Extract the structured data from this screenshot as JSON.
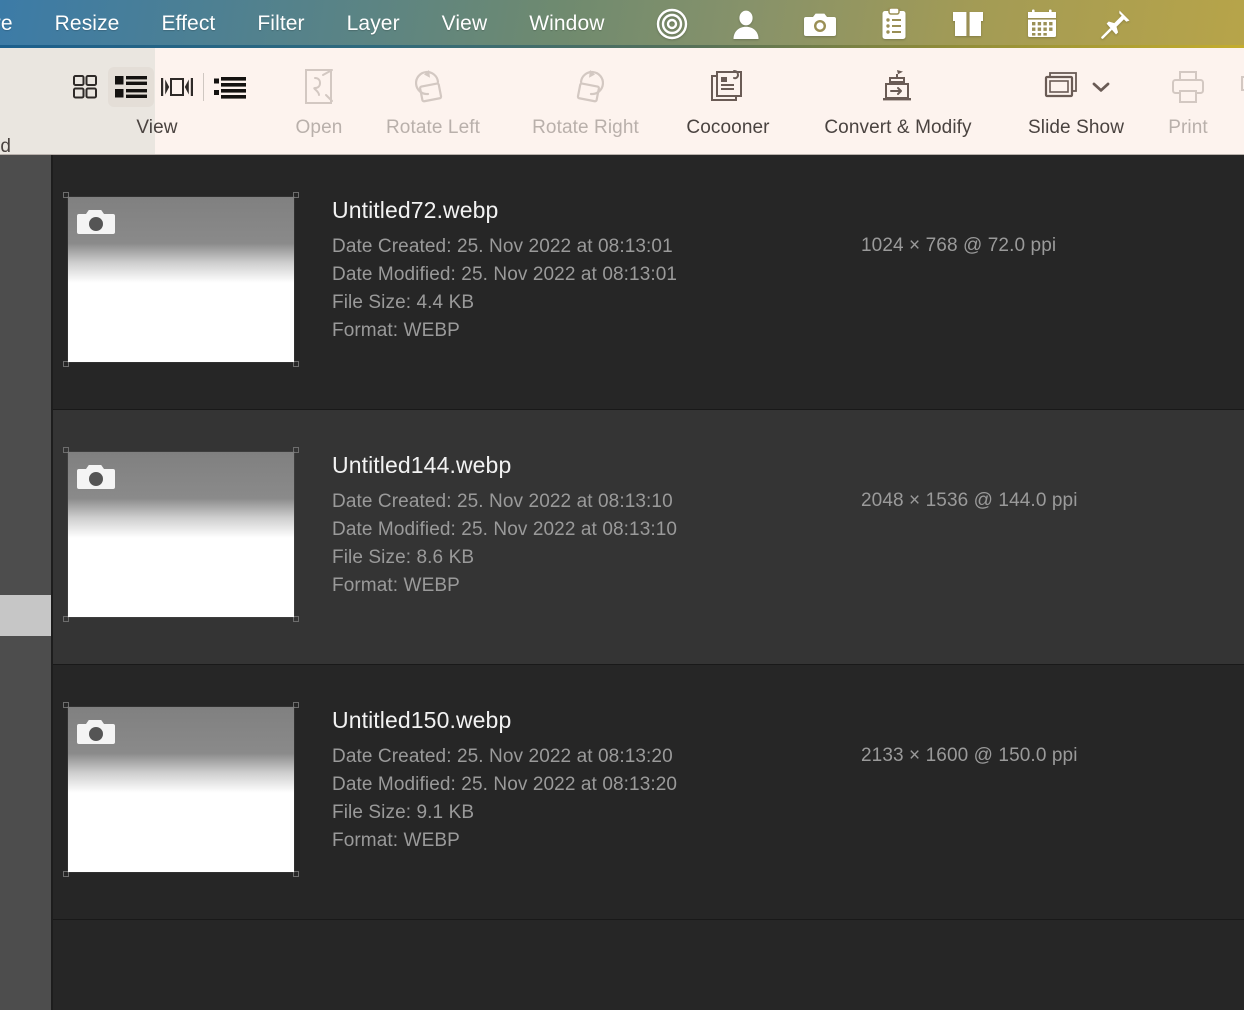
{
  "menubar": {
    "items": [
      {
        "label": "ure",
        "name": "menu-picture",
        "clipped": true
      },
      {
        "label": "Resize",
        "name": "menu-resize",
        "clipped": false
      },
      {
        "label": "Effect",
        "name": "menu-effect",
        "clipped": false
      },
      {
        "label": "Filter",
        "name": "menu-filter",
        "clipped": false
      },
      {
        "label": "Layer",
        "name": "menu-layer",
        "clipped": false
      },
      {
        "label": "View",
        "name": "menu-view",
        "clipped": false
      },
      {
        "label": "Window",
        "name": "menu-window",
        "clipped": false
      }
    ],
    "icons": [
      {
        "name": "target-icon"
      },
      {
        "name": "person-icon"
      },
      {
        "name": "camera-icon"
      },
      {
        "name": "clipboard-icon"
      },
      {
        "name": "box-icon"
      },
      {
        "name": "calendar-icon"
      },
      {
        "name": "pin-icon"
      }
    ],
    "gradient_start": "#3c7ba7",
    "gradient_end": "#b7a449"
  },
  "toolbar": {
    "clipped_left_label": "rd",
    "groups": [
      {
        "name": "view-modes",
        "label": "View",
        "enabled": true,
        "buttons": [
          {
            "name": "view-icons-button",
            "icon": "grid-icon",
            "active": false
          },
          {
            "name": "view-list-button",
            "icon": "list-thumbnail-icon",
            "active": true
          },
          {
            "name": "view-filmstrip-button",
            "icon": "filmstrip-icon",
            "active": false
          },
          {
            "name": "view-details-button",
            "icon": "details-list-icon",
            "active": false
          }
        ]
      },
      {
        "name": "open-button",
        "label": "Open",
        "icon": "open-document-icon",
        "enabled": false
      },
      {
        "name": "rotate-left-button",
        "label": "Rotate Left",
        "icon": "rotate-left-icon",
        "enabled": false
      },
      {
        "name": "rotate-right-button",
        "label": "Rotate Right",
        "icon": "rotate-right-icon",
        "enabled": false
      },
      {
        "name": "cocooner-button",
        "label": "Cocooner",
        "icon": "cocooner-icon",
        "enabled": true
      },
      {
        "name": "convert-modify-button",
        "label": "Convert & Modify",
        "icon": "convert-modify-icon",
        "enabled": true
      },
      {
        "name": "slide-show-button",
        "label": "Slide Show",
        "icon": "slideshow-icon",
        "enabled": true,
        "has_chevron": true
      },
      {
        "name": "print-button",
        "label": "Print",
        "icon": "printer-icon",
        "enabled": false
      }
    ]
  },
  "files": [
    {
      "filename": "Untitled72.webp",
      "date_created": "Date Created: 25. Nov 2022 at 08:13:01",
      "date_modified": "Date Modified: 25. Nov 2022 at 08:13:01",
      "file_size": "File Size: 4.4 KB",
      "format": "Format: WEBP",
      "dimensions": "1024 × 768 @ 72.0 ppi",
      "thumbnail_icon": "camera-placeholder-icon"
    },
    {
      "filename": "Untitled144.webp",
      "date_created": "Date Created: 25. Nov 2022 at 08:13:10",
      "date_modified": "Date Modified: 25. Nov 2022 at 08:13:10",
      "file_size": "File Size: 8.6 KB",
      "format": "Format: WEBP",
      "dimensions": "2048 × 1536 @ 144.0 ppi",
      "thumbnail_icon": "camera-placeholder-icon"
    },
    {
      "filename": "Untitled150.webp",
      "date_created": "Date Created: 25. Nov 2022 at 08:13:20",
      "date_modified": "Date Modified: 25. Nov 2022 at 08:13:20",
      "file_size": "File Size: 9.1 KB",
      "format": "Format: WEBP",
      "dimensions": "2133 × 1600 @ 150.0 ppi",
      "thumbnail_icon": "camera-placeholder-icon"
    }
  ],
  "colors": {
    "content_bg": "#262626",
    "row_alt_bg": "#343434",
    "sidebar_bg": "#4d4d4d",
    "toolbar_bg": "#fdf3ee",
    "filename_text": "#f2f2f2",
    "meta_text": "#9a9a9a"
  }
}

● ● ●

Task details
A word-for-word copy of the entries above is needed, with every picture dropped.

Task solution
Extract the structured data from this screenshot as JSON.
{
  "menubar": {
    "items": [
      {
        "label": "ure",
        "name": "menu-picture",
        "clipped": true
      },
      {
        "label": "Resize",
        "name": "menu-resize",
        "clipped": false
      },
      {
        "label": "Effect",
        "name": "menu-effect",
        "clipped": false
      },
      {
        "label": "Filter",
        "name": "menu-filter",
        "clipped": false
      },
      {
        "label": "Layer",
        "name": "menu-layer",
        "clipped": false
      },
      {
        "label": "View",
        "name": "menu-view",
        "clipped": false
      },
      {
        "label": "Window",
        "name": "menu-window",
        "clipped": false
      }
    ],
    "icons": [
      {
        "name": "target-icon"
      },
      {
        "name": "person-icon"
      },
      {
        "name": "camera-icon"
      },
      {
        "name": "clipboard-icon"
      },
      {
        "name": "box-icon"
      },
      {
        "name": "calendar-icon"
      },
      {
        "name": "pin-icon"
      }
    ],
    "gradient_start": "#3c7ba7",
    "gradient_end": "#b7a449"
  },
  "toolbar": {
    "clipped_left_label": "rd",
    "groups": [
      {
        "name": "view-modes",
        "label": "View",
        "enabled": true,
        "buttons": [
          {
            "name": "view-icons-button",
            "icon": "grid-icon",
            "active": false
          },
          {
            "name": "view-list-button",
            "icon": "list-thumbnail-icon",
            "active": true
          },
          {
            "name": "view-filmstrip-button",
            "icon": "filmstrip-icon",
            "active": false
          },
          {
            "name": "view-details-button",
            "icon": "details-list-icon",
            "active": false
          }
        ]
      },
      {
        "name": "open-button",
        "label": "Open",
        "icon": "open-document-icon",
        "enabled": false
      },
      {
        "name": "rotate-left-button",
        "label": "Rotate Left",
        "icon": "rotate-left-icon",
        "enabled": false
      },
      {
        "name": "rotate-right-button",
        "label": "Rotate Right",
        "icon": "rotate-right-icon",
        "enabled": false
      },
      {
        "name": "cocooner-button",
        "label": "Cocooner",
        "icon": "cocooner-icon",
        "enabled": true
      },
      {
        "name": "convert-modify-button",
        "label": "Convert & Modify",
        "icon": "convert-modify-icon",
        "enabled": true
      },
      {
        "name": "slide-show-button",
        "label": "Slide Show",
        "icon": "slideshow-icon",
        "enabled": true,
        "has_chevron": true
      },
      {
        "name": "print-button",
        "label": "Print",
        "icon": "printer-icon",
        "enabled": false
      }
    ]
  },
  "files": [
    {
      "filename": "Untitled72.webp",
      "date_created": "Date Created: 25. Nov 2022 at 08:13:01",
      "date_modified": "Date Modified: 25. Nov 2022 at 08:13:01",
      "file_size": "File Size: 4.4 KB",
      "format": "Format: WEBP",
      "dimensions": "1024 × 768 @ 72.0 ppi",
      "thumbnail_icon": "camera-placeholder-icon"
    },
    {
      "filename": "Untitled144.webp",
      "date_created": "Date Created: 25. Nov 2022 at 08:13:10",
      "date_modified": "Date Modified: 25. Nov 2022 at 08:13:10",
      "file_size": "File Size: 8.6 KB",
      "format": "Format: WEBP",
      "dimensions": "2048 × 1536 @ 144.0 ppi",
      "thumbnail_icon": "camera-placeholder-icon"
    },
    {
      "filename": "Untitled150.webp",
      "date_created": "Date Created: 25. Nov 2022 at 08:13:20",
      "date_modified": "Date Modified: 25. Nov 2022 at 08:13:20",
      "file_size": "File Size: 9.1 KB",
      "format": "Format: WEBP",
      "dimensions": "2133 × 1600 @ 150.0 ppi",
      "thumbnail_icon": "camera-placeholder-icon"
    }
  ],
  "colors": {
    "content_bg": "#262626",
    "row_alt_bg": "#343434",
    "sidebar_bg": "#4d4d4d",
    "toolbar_bg": "#fdf3ee",
    "filename_text": "#f2f2f2",
    "meta_text": "#9a9a9a"
  }
}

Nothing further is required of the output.